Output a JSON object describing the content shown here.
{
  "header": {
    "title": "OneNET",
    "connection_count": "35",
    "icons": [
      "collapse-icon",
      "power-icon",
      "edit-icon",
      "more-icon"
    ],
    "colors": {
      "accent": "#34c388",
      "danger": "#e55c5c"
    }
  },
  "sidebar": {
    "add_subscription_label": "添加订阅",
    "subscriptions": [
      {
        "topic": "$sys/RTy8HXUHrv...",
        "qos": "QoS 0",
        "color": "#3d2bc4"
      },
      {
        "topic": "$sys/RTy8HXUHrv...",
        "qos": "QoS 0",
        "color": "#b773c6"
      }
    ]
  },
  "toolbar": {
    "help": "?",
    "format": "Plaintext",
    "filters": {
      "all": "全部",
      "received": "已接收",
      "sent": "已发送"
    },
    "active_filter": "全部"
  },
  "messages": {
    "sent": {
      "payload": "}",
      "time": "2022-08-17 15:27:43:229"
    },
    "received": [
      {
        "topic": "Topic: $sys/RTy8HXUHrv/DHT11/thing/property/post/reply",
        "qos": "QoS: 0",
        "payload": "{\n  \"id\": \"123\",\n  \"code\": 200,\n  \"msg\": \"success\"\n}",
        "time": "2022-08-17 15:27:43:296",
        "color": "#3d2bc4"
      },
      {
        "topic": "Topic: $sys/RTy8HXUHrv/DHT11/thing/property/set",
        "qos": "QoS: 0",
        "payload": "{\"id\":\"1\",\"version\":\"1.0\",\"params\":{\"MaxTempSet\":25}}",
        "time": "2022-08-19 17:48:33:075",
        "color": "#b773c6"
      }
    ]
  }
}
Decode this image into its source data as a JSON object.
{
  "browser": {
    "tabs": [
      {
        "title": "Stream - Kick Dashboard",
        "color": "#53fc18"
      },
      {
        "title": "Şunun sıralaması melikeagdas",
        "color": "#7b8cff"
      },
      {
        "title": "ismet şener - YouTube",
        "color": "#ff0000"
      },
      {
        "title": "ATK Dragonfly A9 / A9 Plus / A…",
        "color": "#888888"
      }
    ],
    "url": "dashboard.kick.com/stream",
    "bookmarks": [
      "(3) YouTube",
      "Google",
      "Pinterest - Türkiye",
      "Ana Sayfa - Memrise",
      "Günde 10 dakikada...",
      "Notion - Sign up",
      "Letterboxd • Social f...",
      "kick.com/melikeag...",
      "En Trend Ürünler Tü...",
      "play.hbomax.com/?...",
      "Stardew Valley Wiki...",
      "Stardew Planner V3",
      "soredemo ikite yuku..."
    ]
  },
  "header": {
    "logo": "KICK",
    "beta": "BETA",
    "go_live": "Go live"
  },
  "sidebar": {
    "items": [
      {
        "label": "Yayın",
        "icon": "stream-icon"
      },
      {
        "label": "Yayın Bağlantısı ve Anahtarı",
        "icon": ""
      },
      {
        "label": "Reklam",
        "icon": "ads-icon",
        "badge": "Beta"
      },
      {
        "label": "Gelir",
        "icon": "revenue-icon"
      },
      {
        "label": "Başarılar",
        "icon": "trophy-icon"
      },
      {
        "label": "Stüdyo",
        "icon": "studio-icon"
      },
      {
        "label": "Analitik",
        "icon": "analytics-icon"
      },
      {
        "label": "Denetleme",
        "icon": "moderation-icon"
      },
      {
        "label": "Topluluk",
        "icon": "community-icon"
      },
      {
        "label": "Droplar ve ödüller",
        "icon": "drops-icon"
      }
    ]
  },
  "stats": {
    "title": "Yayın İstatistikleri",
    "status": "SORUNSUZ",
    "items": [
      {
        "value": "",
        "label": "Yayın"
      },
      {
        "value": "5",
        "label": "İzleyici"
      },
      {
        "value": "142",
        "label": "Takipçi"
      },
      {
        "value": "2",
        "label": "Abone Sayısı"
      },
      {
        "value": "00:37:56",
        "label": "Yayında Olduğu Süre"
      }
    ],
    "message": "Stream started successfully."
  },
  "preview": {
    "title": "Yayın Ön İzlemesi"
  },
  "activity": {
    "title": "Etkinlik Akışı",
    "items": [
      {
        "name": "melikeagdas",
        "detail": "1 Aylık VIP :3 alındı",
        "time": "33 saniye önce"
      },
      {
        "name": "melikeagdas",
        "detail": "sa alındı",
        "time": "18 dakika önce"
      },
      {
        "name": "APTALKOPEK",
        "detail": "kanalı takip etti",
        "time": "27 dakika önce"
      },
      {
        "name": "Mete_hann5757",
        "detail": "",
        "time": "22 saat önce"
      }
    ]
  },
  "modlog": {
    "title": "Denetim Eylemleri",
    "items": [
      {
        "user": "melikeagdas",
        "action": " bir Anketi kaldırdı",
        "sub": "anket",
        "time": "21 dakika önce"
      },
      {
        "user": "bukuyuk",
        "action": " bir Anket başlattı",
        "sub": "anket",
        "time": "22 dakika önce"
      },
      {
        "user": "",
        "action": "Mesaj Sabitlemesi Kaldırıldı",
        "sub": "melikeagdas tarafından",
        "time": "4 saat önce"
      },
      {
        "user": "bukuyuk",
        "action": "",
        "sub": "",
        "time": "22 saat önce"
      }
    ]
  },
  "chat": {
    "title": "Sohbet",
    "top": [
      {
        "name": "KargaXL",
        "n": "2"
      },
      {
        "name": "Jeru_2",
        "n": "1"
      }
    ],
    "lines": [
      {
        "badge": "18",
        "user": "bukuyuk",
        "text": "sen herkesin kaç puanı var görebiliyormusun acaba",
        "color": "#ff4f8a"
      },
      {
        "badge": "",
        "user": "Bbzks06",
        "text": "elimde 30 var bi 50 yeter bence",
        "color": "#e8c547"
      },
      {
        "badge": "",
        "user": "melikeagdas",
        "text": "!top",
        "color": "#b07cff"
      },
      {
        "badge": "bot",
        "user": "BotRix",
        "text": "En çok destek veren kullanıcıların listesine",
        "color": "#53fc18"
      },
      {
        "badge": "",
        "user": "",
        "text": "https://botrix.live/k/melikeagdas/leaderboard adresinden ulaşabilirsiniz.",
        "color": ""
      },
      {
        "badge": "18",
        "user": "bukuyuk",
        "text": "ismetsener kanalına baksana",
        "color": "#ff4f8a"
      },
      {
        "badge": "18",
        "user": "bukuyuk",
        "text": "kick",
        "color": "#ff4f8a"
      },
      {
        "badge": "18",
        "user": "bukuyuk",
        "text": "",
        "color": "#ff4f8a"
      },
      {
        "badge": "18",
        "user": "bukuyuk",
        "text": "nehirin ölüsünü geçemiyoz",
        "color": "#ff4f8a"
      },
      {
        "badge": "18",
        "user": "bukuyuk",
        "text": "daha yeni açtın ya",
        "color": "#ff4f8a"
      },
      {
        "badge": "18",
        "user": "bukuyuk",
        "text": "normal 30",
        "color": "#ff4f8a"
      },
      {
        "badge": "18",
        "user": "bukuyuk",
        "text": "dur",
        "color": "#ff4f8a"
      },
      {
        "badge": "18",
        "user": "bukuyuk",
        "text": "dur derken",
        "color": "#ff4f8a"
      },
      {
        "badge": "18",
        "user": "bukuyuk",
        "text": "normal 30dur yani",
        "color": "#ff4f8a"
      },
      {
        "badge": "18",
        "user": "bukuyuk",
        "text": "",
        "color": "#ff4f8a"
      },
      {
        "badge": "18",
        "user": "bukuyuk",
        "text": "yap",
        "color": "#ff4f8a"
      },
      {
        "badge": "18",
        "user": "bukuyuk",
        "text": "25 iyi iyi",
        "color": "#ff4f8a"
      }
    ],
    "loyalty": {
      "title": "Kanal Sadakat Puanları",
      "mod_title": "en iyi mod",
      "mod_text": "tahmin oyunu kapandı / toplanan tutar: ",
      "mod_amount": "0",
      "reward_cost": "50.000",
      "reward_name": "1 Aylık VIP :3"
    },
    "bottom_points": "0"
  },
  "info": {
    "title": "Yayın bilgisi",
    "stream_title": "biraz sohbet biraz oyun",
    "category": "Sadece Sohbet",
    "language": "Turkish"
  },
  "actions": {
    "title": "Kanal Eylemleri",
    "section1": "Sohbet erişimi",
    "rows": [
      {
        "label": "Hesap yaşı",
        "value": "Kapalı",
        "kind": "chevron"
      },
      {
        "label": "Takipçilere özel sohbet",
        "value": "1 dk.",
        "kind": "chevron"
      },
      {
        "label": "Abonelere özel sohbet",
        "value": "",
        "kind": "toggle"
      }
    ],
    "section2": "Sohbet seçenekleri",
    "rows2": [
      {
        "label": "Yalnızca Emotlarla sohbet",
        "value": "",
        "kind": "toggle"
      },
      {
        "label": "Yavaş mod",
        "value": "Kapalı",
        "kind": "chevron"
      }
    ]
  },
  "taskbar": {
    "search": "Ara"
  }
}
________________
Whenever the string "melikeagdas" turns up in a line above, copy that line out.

        "title": "Şunun sıralaması melikeagdas",
        "name": "melikeagdas",
        "name": "melikeagdas",
        "user": "melikeagdas",
        "sub": "melikeagdas tarafından",
        "user": "melikeagdas",
        "text": "https://botrix.live/k/melikeagdas/leaderboard adresinden ulaşabilirsiniz.",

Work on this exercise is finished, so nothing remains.